A girl waited in line with others after my program. She fidgeted while waiting her turn. When she made it to the front of the line, she looked up with the saddest face. “My mommy didn’t know what my picture was. My teacher loved it and put it on the special wall, but my mommy didn’t even know what it was. She kind of scrunched her face and asked ‘What is that?’ in that kind of weird way that made me think she didn’t really like it. It was a giraffe and she didn’t even know.” Her voice trailed off . . .

Perfectionism often shuts down smarts because it doesn’t allow children any freedom to explore and grow. Your child knows mistakes will most likely occur when trying new things. If your daughter thinks she needs to be perfect, she won’t risk trying something new. Was this girl’s mom expecting her to paint a perfect giraffe? Was that fair and realistic?

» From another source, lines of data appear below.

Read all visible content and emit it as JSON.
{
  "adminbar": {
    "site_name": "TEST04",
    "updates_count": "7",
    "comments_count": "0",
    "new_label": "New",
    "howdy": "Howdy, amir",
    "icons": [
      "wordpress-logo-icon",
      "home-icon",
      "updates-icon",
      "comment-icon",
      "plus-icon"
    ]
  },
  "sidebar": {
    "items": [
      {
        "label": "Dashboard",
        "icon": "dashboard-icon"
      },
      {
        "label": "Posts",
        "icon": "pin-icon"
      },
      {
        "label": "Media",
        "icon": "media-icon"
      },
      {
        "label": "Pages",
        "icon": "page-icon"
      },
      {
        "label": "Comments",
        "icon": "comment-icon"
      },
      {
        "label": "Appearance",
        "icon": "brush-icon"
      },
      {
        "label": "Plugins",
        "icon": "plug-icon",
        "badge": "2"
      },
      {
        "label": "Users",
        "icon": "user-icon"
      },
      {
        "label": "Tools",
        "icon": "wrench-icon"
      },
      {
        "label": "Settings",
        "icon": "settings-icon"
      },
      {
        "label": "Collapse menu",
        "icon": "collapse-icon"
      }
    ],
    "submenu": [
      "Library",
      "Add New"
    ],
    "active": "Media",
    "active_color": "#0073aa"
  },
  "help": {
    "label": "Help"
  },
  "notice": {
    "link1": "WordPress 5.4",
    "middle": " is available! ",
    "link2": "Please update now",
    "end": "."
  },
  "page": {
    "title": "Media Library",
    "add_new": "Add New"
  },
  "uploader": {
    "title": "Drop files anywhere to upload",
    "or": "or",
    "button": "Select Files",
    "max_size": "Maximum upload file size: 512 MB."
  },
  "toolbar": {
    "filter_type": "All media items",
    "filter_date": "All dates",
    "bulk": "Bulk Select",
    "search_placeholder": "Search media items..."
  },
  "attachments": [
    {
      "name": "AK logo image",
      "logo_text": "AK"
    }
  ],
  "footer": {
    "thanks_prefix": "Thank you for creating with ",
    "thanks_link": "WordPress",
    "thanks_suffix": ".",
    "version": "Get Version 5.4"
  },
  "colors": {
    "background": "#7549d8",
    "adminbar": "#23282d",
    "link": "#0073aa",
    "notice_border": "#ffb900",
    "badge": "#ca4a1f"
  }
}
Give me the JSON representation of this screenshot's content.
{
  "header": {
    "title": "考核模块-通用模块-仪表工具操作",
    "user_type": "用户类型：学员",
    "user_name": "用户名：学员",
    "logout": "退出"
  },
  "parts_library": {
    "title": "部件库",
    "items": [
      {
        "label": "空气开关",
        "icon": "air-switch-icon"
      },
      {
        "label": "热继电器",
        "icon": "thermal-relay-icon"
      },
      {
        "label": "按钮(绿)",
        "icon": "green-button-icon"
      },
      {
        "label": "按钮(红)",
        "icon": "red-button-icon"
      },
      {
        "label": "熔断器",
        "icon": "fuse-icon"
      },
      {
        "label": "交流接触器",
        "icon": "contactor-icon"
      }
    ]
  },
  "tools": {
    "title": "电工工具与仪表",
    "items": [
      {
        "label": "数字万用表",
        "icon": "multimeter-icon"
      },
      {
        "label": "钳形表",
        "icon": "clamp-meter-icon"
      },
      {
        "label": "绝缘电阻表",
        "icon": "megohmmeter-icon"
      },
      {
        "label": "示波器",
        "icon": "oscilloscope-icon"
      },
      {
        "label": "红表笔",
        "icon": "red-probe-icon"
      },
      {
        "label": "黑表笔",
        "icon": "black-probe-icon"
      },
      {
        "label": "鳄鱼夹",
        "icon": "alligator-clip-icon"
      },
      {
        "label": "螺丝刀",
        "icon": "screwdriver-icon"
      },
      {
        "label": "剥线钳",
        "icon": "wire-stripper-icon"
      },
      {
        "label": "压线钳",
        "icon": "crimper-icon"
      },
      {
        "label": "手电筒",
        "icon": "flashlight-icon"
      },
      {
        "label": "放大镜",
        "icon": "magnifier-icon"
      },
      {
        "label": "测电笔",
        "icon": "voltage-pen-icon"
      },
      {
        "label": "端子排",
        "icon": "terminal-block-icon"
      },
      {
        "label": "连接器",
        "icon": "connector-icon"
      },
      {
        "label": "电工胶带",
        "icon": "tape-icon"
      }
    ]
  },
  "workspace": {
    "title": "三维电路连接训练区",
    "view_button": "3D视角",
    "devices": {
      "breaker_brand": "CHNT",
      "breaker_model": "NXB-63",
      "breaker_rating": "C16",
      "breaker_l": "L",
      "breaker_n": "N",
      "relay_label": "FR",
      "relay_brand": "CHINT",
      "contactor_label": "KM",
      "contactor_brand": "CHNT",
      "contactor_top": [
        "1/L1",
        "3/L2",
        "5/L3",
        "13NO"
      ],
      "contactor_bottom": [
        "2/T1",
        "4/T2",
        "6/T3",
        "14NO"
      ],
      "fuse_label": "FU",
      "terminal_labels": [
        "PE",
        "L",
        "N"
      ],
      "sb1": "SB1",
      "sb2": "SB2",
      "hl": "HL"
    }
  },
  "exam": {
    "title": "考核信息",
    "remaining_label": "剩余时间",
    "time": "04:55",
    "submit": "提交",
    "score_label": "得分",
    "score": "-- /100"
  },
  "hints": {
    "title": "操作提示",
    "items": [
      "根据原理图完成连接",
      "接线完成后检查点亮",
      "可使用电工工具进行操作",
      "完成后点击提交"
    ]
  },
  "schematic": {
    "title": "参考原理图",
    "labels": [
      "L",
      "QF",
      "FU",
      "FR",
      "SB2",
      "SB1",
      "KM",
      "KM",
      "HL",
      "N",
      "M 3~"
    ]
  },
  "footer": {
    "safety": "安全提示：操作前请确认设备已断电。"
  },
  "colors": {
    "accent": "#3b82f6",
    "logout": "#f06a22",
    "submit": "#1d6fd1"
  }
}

Do you often respond to your son’s attempts to help around the house by exclaiming, “Just let me do it!”? This decreases his initiative and confidence and suggests he’s not good enough. Paralysis sets in. If you notice your child no longer growing in a smart that had once been a strength, see if perfectionism has set in and then talk and teach against it.

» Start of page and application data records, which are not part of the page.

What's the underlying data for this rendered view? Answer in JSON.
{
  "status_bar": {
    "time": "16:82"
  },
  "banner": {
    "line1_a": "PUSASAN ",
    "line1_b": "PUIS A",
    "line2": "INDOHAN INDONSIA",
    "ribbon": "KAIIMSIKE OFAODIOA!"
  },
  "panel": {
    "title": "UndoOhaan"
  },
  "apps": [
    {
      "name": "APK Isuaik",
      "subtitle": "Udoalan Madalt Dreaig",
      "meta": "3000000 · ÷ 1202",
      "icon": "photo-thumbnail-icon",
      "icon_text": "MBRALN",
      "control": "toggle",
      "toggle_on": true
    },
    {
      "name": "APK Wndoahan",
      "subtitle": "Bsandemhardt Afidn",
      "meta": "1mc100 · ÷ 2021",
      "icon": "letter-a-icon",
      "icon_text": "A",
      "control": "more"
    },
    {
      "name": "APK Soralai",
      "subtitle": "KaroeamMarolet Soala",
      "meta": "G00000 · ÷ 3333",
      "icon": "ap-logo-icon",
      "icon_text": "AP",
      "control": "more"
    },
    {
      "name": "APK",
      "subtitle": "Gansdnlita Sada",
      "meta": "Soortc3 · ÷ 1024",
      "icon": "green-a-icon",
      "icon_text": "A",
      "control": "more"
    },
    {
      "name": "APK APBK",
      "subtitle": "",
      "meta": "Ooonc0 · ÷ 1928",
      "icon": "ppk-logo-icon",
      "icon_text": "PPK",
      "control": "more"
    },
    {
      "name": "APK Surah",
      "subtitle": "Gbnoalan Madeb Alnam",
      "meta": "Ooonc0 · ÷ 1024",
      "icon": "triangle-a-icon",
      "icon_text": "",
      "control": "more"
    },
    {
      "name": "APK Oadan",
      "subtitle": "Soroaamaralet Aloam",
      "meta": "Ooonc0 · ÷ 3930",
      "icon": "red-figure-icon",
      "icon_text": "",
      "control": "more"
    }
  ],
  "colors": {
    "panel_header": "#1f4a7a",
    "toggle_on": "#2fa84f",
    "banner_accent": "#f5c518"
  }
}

Race and gender biases can also paralyze. How unfortunate! For example, Randy detailed for me that his picture-smart strengths weren’t affirmed by his parents when he was young. This created great confusion, frustration, and even anger.

Randy was taught that art was irrelevant and frivolous for boys. Because he was always visualizing, daydreaming, and doodling, he believed he wasn’t very smart. His mom wanted him to be “the brains,” so he was forced into what Randy refers to as his linear (math and accounting) phase. Randy became angry after a while, as he realized that his mom hadn’t been able to recognize an innate gift and tried to instill a different one in him. He had to grieve the loss of time and seek God’s understanding. I’m glad he did! When he turned thirty-five, he purchased special pens and paper and started drawing again. I own some of his drawings and they’re amazing. Although paralyzed for a long, long time, his picture-smart abilities were still there. Some key conversations and encounters reawakened this smart. Thank God, it’s never too late for an intelligence to awaken and be reawakened, strengthened, focused, and trained!

From 8 Great Smarts, by Kathy Koch, PhD, (Moody Publishers, 2016), pages 42-46.


If you think you’ve maybe paralyzed children’s strengths, talk with them. Apologize and ask to be forgiven. They may be paralyzing themselves with negative self-talk and more after they get into trouble. If that’s the case, point it out and teach them healthier ways to react to themselves and their choices. Think about how you can react differently and how you can increase their self-control. (On Wednesday I’ll post about wise ways to respond to their negative behaviors. You’ll want to come back to read that.)